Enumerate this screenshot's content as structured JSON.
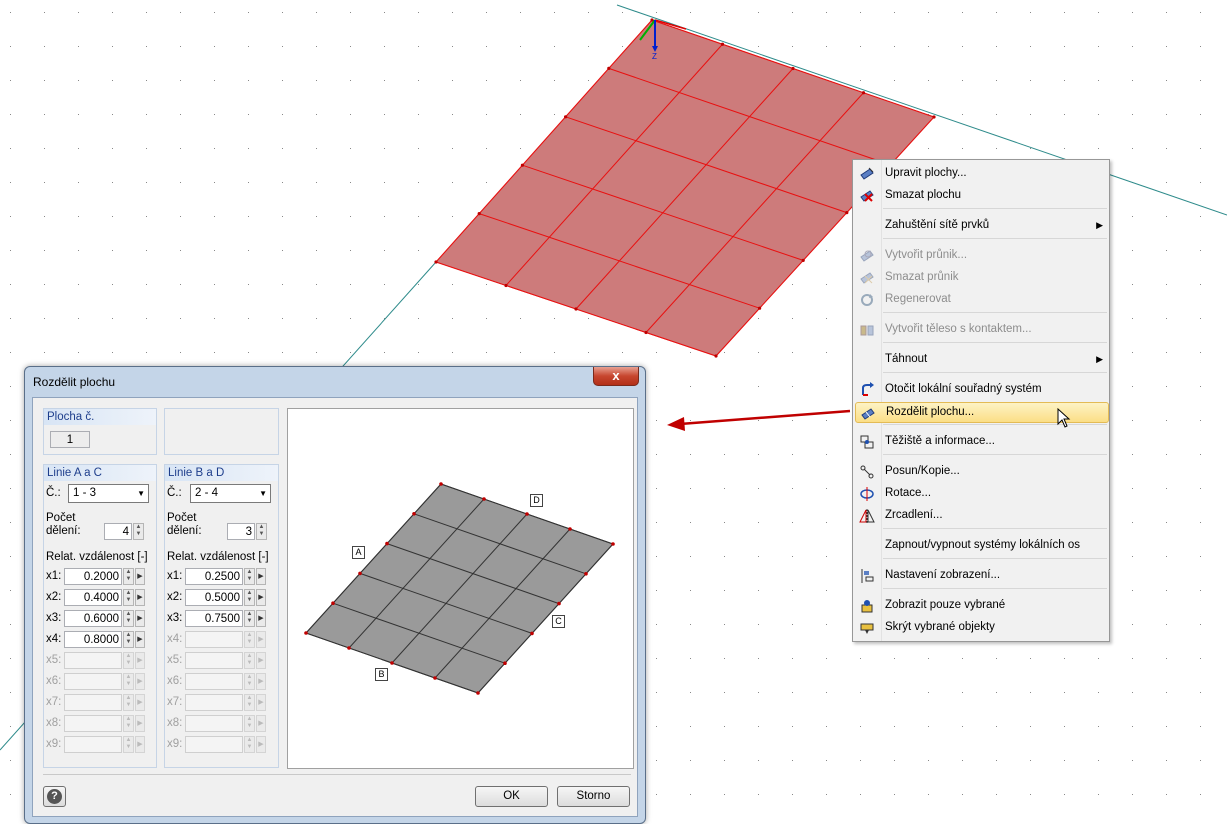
{
  "context_menu": {
    "items": [
      {
        "label": "Upravit plochy...",
        "icon": "edit-surface-icon",
        "disabled": false,
        "submenu": false
      },
      {
        "label": "Smazat plochu",
        "icon": "delete-surface-icon",
        "disabled": false,
        "submenu": false
      },
      {
        "label": "Zahuštění sítě prvků",
        "icon": "",
        "disabled": false,
        "submenu": true
      },
      {
        "label": "Vytvořit průnik...",
        "icon": "intersection-icon",
        "disabled": true,
        "submenu": false
      },
      {
        "label": "Smazat průnik",
        "icon": "delete-intersection-icon",
        "disabled": true,
        "submenu": false
      },
      {
        "label": "Regenerovat",
        "icon": "regenerate-icon",
        "disabled": true,
        "submenu": false
      },
      {
        "label": "Vytvořit těleso s kontaktem...",
        "icon": "solid-contact-icon",
        "disabled": true,
        "submenu": false
      },
      {
        "label": "Táhnout",
        "icon": "",
        "disabled": false,
        "submenu": true
      },
      {
        "label": "Otočit lokální souřadný systém",
        "icon": "rotate-axes-icon",
        "disabled": false,
        "submenu": false
      },
      {
        "label": "Rozdělit plochu...",
        "icon": "divide-surface-icon",
        "disabled": false,
        "submenu": false,
        "highlighted": true
      },
      {
        "label": "Těžiště a informace...",
        "icon": "centroid-icon",
        "disabled": false,
        "submenu": false
      },
      {
        "label": "Posun/Kopie...",
        "icon": "move-copy-icon",
        "disabled": false,
        "submenu": false
      },
      {
        "label": "Rotace...",
        "icon": "rotate-icon",
        "disabled": false,
        "submenu": false
      },
      {
        "label": "Zrcadlení...",
        "icon": "mirror-icon",
        "disabled": false,
        "submenu": false
      },
      {
        "label": "Zapnout/vypnout systémy lokálních os",
        "icon": "",
        "disabled": false,
        "submenu": false
      },
      {
        "label": "Nastavení zobrazení...",
        "icon": "display-settings-icon",
        "disabled": false,
        "submenu": false
      },
      {
        "label": "Zobrazit pouze vybrané",
        "icon": "show-selected-icon",
        "disabled": false,
        "submenu": false
      },
      {
        "label": "Skrýt vybrané objekty",
        "icon": "hide-selected-icon",
        "disabled": false,
        "submenu": false
      }
    ]
  },
  "axis": {
    "z_label": "Z"
  },
  "dialog": {
    "title": "Rozdělit plochu",
    "close_glyph": "x",
    "surface_group": {
      "header": "Plocha č.",
      "value": "1"
    },
    "group_ac": {
      "header": "Linie A a C",
      "no_label": "Č.:",
      "no_value": "1 - 3",
      "count_label_1": "Počet",
      "count_label_2": "dělení:",
      "count_value": "4",
      "rel_label": "Relat. vzdálenost [-]",
      "rows": [
        {
          "label": "x1:",
          "value": "0.2000",
          "enabled": true
        },
        {
          "label": "x2:",
          "value": "0.4000",
          "enabled": true
        },
        {
          "label": "x3:",
          "value": "0.6000",
          "enabled": true
        },
        {
          "label": "x4:",
          "value": "0.8000",
          "enabled": true
        },
        {
          "label": "x5:",
          "value": "",
          "enabled": false
        },
        {
          "label": "x6:",
          "value": "",
          "enabled": false
        },
        {
          "label": "x7:",
          "value": "",
          "enabled": false
        },
        {
          "label": "x8:",
          "value": "",
          "enabled": false
        },
        {
          "label": "x9:",
          "value": "",
          "enabled": false
        }
      ]
    },
    "group_bd": {
      "header": "Linie B a D",
      "no_label": "Č.:",
      "no_value": "2 - 4",
      "count_label_1": "Počet",
      "count_label_2": "dělení:",
      "count_value": "3",
      "rel_label": "Relat. vzdálenost [-]",
      "rows": [
        {
          "label": "x1:",
          "value": "0.2500",
          "enabled": true
        },
        {
          "label": "x2:",
          "value": "0.5000",
          "enabled": true
        },
        {
          "label": "x3:",
          "value": "0.7500",
          "enabled": true
        },
        {
          "label": "x4:",
          "value": "",
          "enabled": false
        },
        {
          "label": "x5:",
          "value": "",
          "enabled": false
        },
        {
          "label": "x6:",
          "value": "",
          "enabled": false
        },
        {
          "label": "x7:",
          "value": "",
          "enabled": false
        },
        {
          "label": "x8:",
          "value": "",
          "enabled": false
        },
        {
          "label": "x9:",
          "value": "",
          "enabled": false
        }
      ]
    },
    "preview_labels": {
      "a": "A",
      "b": "B",
      "c": "C",
      "d": "D"
    },
    "help_glyph": "?",
    "ok_label": "OK",
    "cancel_label": "Storno"
  },
  "colors": {
    "surface_fill": "#cd7b7b",
    "mesh_line": "#e81010",
    "preview_fill": "#9a9a9a",
    "arrow": "#c00000",
    "menu_highlight": "#fbde86"
  }
}
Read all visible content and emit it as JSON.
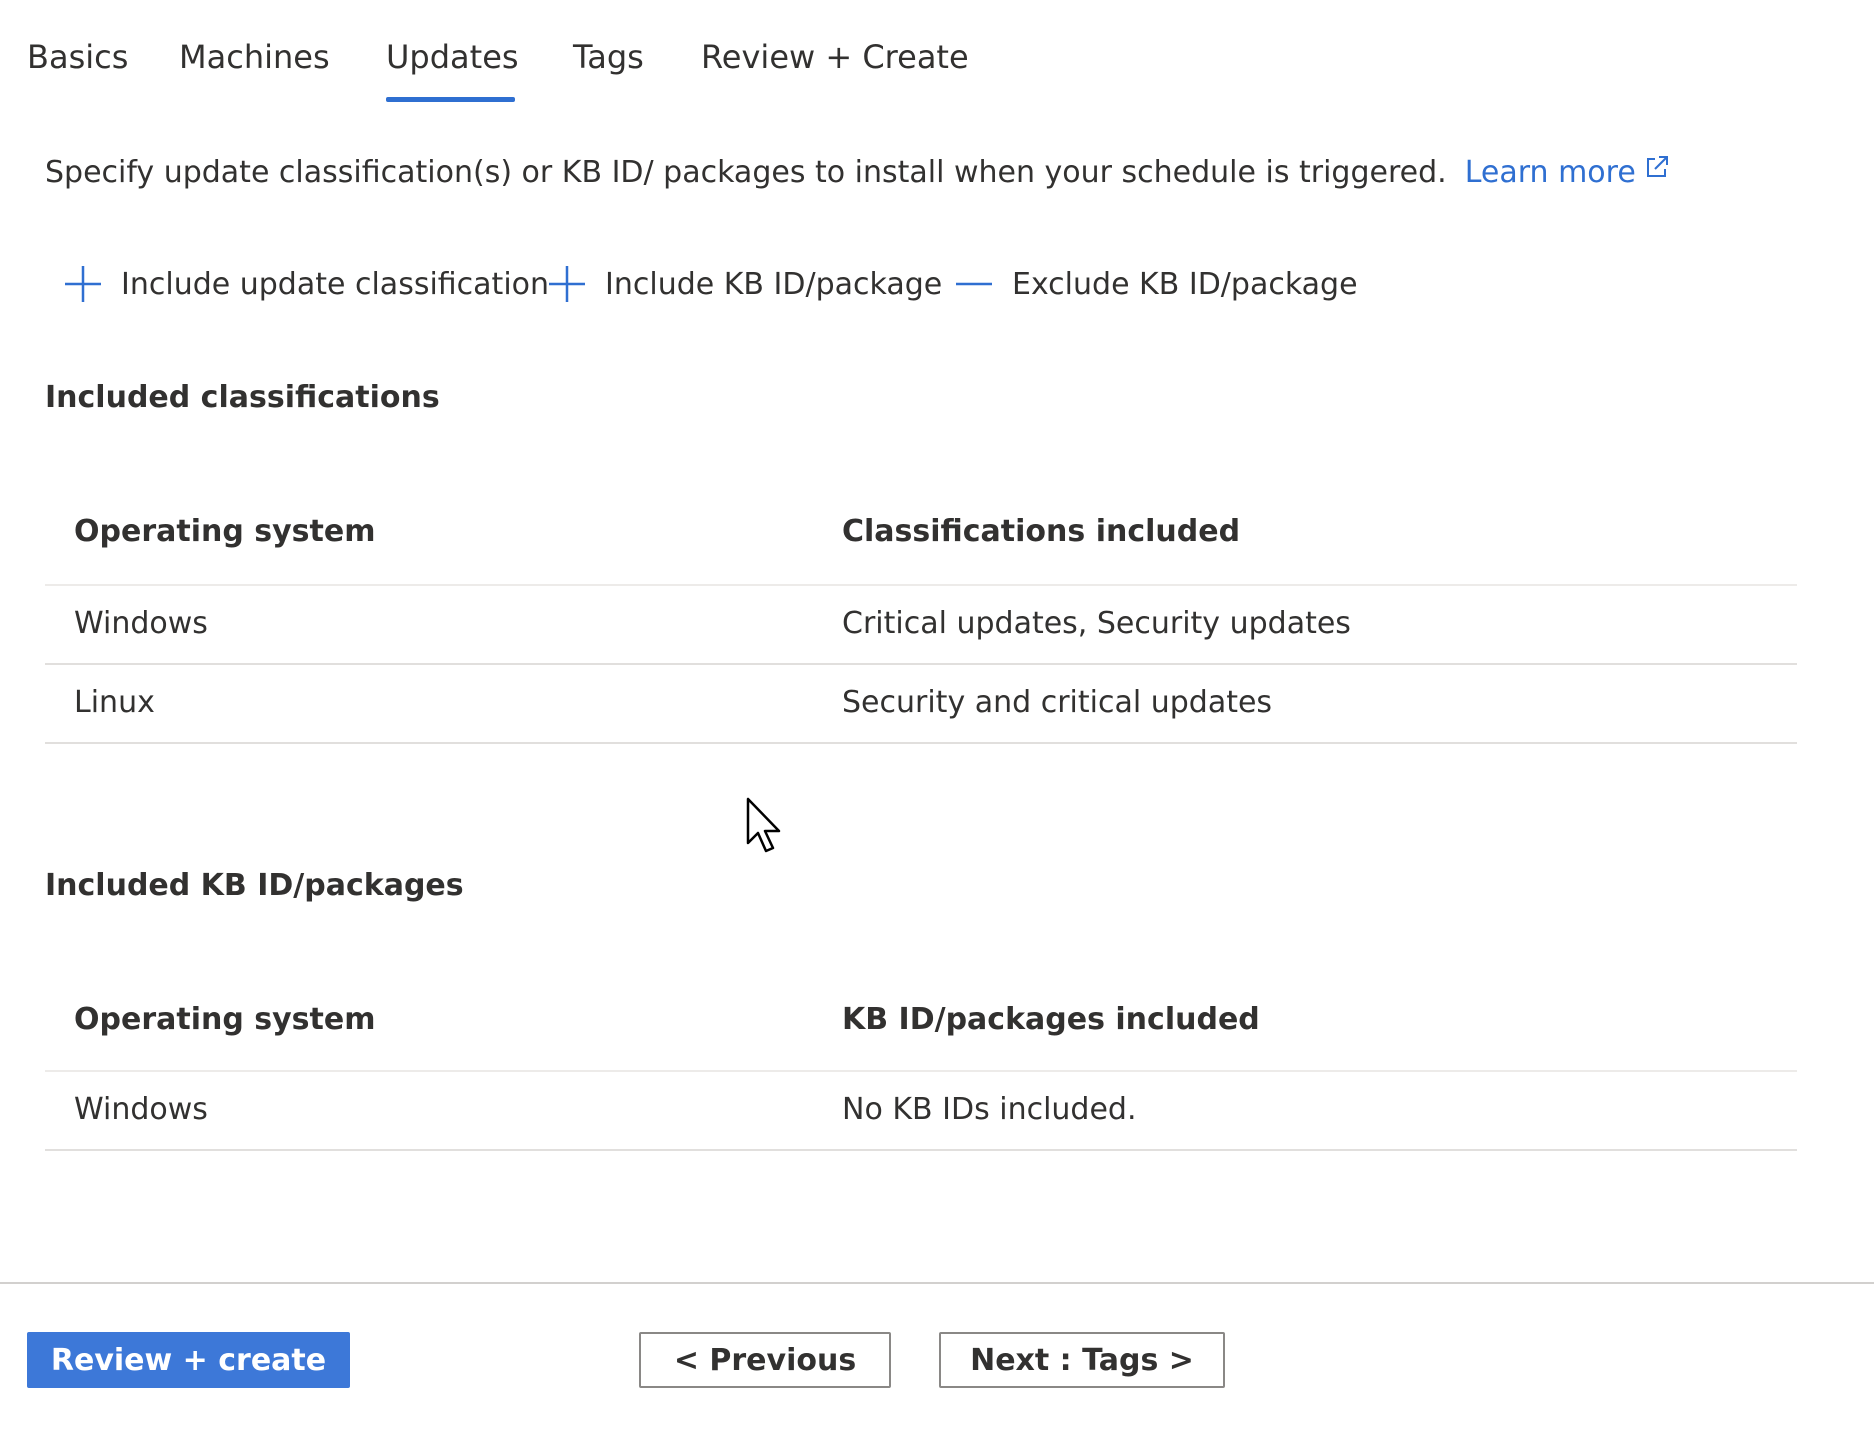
{
  "tabs": [
    {
      "label": "Basics",
      "active": false
    },
    {
      "label": "Machines",
      "active": false
    },
    {
      "label": "Updates",
      "active": true
    },
    {
      "label": "Tags",
      "active": false
    },
    {
      "label": "Review + Create",
      "active": false
    }
  ],
  "description": {
    "text": "Specify update classification(s) or KB ID/ packages to install when your schedule is triggered.",
    "link_label": "Learn more",
    "link_icon": "external-link-icon"
  },
  "commands": {
    "include_classification": {
      "label": "Include update classification",
      "icon": "plus-icon"
    },
    "include_kb": {
      "label": "Include KB ID/package",
      "icon": "plus-icon"
    },
    "exclude_kb": {
      "label": "Exclude KB ID/package",
      "icon": "minus-icon"
    }
  },
  "classifications": {
    "title": "Included classifications",
    "columns": [
      "Operating system",
      "Classifications included"
    ],
    "rows": [
      [
        "Windows",
        "Critical updates, Security updates"
      ],
      [
        "Linux",
        "Security and critical updates"
      ]
    ]
  },
  "kb_packages": {
    "title": "Included KB ID/packages",
    "columns": [
      "Operating system",
      "KB ID/packages included"
    ],
    "rows": [
      [
        "Windows",
        "No KB IDs included."
      ]
    ]
  },
  "footer": {
    "review_create": "Review + create",
    "previous": "< Previous",
    "next": "Next : Tags >"
  },
  "colors": {
    "accent": "#2f6fd1",
    "primary_button": "#3d78d8",
    "text": "#323130",
    "divider": "#e1dfdd"
  }
}
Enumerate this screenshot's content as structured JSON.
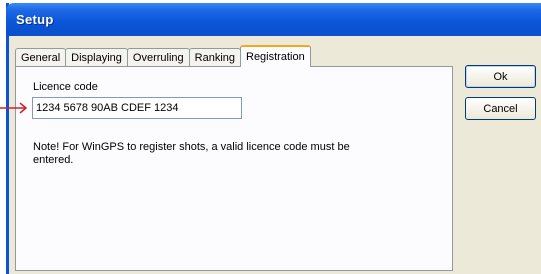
{
  "window": {
    "title": "Setup"
  },
  "tabs": [
    {
      "label": "General",
      "active": false
    },
    {
      "label": "Displaying",
      "active": false
    },
    {
      "label": "Overruling",
      "active": false
    },
    {
      "label": "Ranking",
      "active": false
    },
    {
      "label": "Registration",
      "active": true
    }
  ],
  "registration": {
    "licence_label": "Licence code",
    "licence_value": "1234 5678 90AB CDEF 1234",
    "note_text": "Note! For WinGPS to register shots, a valid licence code must be entered."
  },
  "buttons": {
    "ok_label": "Ok",
    "cancel_label": "Cancel"
  },
  "colors": {
    "titlebar": "#0b56d8",
    "arrow": "#d0202a",
    "active_tab_highlight": "#f5a623"
  },
  "icons": {
    "pointer": "arrow-right-icon"
  }
}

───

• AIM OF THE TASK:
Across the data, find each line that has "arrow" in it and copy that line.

• YOUR RESPONSE:
    "arrow": "#c00000",
    "arrow": "#d0202a",
    "pointer": "arrow-right-icon"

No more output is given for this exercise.